[What is needed]:
Only the pictures are to be omitted; every entry beneath should otherwise be duplicated exactly.

App and web page records
§ §

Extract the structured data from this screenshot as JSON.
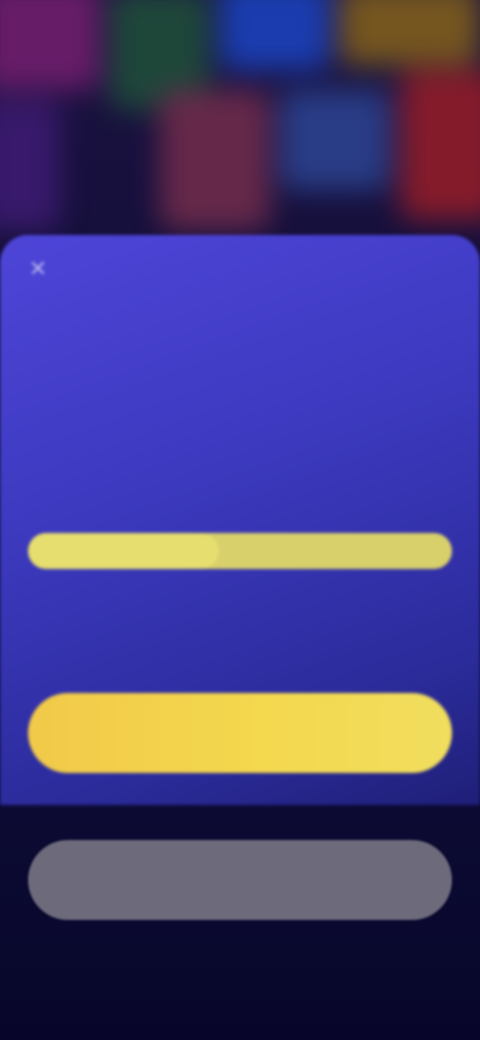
{
  "modal": {
    "close_icon": "close-icon",
    "title": "",
    "description": "",
    "progress_label": "",
    "progress_fraction": 0.45,
    "progress_text": "",
    "reward_text": "",
    "primary_button_label": "",
    "secondary_button_label": "",
    "footer_text": ""
  },
  "colors": {
    "card_top": "#4e45d8",
    "card_bottom": "#1f1f78",
    "primary_button": "#f4d84e",
    "progress_bar": "#d8d06b",
    "secondary_button": "#6d6a7c",
    "background": "#0b0a2e"
  },
  "background_tiles": [
    {
      "color": "#6b1d6a",
      "label": ""
    },
    {
      "color": "#1f4a3a",
      "label": ""
    },
    {
      "color": "#1b3fb5",
      "label": ""
    },
    {
      "color": "#7a5a1e",
      "label": ""
    },
    {
      "color": "#8a1c2a",
      "label": ""
    },
    {
      "color": "#3a1a6e",
      "label": ""
    },
    {
      "color": "#2a3f8a",
      "label": ""
    },
    {
      "color": "#6a2a4a",
      "label": ""
    }
  ]
}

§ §

[Written solution]:
Extract the structured data from this screenshot as JSON.
{
  "modal": {
    "close_icon": "close-icon",
    "title": "",
    "description": "",
    "progress_label": "",
    "progress_fraction": 0.45,
    "progress_text": "",
    "reward_text": "",
    "primary_button_label": "",
    "secondary_button_label": "",
    "footer_text": ""
  },
  "colors": {
    "card_top": "#4e45d8",
    "card_bottom": "#1f1f78",
    "primary_button": "#f4d84e",
    "progress_bar": "#d8d06b",
    "secondary_button": "#6d6a7c",
    "background": "#0b0a2e"
  },
  "background_tiles": [
    {
      "color": "#6b1d6a",
      "label": ""
    },
    {
      "color": "#1f4a3a",
      "label": ""
    },
    {
      "color": "#1b3fb5",
      "label": ""
    },
    {
      "color": "#7a5a1e",
      "label": ""
    },
    {
      "color": "#8a1c2a",
      "label": ""
    },
    {
      "color": "#3a1a6e",
      "label": ""
    },
    {
      "color": "#2a3f8a",
      "label": ""
    },
    {
      "color": "#6a2a4a",
      "label": ""
    }
  ]
}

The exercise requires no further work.